**Goal of the exercise**
Check each line of the data for "Computer", and copy the ones that have it.
*** Extracted entries ***
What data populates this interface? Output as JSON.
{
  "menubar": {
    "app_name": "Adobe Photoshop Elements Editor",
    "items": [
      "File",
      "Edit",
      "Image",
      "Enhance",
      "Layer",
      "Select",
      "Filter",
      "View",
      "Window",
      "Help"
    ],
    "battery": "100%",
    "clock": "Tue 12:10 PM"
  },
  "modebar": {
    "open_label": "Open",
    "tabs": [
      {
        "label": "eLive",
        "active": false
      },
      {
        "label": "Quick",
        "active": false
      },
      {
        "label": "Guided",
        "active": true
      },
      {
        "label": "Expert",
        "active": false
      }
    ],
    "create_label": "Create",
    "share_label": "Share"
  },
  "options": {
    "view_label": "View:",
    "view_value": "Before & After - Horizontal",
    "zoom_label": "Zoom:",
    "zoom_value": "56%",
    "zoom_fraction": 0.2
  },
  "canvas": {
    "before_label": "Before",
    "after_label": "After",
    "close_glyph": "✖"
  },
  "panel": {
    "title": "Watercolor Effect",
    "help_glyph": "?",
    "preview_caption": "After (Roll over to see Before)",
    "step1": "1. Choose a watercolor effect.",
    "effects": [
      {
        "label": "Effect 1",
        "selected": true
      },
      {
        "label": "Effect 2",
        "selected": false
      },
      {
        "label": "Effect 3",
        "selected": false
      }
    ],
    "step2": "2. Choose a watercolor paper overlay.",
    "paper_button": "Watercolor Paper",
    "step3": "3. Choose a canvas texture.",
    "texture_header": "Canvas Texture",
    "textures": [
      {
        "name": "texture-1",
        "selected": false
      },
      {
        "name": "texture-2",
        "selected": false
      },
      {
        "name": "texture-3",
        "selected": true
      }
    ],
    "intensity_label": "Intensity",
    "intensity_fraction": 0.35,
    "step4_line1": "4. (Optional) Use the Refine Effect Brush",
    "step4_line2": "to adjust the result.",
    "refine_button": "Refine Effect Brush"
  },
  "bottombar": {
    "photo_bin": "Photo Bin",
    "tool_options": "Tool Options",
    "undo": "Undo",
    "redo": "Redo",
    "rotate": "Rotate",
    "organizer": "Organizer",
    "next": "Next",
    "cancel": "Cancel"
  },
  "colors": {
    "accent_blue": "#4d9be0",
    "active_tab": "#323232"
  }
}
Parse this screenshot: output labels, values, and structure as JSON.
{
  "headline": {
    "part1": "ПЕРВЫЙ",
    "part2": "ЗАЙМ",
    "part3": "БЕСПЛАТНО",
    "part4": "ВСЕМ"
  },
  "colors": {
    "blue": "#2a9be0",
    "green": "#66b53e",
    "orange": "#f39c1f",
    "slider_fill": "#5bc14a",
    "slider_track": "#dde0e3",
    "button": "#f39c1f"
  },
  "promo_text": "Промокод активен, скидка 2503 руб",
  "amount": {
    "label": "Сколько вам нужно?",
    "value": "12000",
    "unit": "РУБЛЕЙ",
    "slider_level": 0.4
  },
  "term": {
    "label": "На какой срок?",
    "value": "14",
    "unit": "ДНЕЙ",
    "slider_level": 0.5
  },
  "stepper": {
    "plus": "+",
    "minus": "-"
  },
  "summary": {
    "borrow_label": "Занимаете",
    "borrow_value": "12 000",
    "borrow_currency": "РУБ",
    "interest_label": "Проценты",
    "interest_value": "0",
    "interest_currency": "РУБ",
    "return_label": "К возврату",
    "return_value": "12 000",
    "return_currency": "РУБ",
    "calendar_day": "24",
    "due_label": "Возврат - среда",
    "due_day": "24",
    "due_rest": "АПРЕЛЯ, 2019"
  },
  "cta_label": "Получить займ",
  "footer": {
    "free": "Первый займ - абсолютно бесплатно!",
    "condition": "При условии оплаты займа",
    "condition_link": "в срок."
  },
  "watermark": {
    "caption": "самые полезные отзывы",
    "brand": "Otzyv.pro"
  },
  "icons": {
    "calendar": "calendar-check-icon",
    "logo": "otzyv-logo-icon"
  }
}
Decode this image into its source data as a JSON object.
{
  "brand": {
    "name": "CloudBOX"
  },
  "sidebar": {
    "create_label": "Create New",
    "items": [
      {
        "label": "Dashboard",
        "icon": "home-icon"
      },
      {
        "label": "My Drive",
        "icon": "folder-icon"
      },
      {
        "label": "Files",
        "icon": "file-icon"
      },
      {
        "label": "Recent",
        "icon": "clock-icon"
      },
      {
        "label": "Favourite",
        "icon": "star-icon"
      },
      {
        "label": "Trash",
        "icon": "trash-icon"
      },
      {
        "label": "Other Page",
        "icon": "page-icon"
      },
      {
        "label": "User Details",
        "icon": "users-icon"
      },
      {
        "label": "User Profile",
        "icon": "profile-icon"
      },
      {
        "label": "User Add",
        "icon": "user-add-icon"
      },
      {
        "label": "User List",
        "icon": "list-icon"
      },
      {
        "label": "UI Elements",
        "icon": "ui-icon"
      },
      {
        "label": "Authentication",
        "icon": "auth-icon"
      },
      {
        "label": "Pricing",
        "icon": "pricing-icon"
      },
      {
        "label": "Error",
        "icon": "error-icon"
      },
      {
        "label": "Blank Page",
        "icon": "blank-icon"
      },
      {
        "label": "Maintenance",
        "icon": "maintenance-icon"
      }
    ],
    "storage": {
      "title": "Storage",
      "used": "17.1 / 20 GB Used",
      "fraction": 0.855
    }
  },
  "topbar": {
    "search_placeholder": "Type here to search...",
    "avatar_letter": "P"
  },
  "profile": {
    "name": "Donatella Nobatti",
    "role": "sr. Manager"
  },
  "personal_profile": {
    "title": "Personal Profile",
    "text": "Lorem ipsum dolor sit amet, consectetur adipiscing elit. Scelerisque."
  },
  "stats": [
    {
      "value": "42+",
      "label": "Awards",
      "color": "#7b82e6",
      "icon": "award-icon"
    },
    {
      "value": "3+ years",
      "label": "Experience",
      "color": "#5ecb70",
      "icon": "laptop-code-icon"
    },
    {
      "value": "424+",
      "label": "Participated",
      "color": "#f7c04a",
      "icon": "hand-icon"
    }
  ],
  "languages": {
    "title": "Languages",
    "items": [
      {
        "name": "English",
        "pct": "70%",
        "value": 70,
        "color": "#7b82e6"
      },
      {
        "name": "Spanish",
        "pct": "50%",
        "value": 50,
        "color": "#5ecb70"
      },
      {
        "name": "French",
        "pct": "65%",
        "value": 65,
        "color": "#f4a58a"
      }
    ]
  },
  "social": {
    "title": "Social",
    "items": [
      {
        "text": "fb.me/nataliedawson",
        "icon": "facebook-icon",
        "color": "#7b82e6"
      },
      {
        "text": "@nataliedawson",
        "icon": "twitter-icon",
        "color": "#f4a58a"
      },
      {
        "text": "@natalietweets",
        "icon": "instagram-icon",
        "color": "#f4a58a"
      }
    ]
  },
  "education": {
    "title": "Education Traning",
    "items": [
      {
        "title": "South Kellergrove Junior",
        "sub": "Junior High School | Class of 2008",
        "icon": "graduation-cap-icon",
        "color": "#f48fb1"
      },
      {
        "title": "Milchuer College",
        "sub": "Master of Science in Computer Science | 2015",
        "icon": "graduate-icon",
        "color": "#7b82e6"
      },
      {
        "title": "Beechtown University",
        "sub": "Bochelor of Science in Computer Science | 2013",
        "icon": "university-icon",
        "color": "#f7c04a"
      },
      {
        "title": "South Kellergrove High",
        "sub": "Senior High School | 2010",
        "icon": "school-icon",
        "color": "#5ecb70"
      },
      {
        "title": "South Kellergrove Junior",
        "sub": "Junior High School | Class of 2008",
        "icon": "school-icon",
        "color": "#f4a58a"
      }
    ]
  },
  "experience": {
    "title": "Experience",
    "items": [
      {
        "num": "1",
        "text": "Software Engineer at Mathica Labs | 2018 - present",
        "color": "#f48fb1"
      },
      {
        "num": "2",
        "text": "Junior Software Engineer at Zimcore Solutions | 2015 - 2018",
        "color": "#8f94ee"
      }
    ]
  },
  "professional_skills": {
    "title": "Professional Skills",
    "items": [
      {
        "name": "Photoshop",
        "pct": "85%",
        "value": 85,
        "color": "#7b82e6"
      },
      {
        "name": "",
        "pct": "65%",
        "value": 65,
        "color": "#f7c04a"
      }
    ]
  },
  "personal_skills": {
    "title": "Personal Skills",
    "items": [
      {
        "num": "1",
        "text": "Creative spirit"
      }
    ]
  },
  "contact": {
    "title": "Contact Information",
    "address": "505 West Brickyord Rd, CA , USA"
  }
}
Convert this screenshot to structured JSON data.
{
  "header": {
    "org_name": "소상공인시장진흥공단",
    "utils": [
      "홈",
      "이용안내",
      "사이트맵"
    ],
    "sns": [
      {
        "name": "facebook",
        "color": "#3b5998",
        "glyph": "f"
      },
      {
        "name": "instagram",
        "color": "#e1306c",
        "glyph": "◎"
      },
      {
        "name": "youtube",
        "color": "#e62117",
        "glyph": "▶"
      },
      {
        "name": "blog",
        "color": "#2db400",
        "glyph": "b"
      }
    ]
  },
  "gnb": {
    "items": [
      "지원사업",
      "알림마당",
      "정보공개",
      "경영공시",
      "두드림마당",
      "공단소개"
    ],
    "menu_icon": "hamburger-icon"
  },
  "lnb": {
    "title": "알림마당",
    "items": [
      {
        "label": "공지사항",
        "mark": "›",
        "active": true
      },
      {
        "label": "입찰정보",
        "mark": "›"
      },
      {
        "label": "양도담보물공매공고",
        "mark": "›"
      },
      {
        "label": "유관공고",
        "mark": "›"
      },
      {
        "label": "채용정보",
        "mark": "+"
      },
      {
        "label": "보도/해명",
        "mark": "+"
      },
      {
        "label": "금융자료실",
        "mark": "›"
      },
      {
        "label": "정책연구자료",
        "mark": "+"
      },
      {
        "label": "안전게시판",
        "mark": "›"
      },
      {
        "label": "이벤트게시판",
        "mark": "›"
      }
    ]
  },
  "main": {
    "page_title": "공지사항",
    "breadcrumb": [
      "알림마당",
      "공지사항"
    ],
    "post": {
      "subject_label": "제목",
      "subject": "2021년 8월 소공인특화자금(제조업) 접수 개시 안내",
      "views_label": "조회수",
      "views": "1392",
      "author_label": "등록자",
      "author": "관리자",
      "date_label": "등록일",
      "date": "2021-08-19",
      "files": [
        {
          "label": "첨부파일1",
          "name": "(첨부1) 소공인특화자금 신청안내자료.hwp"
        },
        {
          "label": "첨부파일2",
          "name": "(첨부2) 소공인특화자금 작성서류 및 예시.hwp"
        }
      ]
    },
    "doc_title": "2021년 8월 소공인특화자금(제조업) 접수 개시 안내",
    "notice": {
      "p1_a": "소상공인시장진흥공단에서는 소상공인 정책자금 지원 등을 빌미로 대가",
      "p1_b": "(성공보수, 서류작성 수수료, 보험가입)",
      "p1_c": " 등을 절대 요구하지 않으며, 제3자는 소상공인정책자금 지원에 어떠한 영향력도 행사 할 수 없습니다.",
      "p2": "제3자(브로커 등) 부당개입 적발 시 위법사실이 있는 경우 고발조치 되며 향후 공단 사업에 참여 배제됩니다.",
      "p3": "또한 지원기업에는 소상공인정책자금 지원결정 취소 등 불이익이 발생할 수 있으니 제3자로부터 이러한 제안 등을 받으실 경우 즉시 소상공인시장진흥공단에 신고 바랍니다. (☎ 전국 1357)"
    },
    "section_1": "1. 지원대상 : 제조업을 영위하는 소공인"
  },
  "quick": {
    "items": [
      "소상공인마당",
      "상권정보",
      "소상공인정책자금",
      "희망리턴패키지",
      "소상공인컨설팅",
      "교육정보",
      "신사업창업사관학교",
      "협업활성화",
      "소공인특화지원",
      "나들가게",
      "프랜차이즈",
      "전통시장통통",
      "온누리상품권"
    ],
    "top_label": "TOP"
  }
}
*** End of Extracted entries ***
**Response**
        "sub": "Master of Science in Computer Science | 2015",
        "sub": "Bochelor of Science in Computer Science | 2013",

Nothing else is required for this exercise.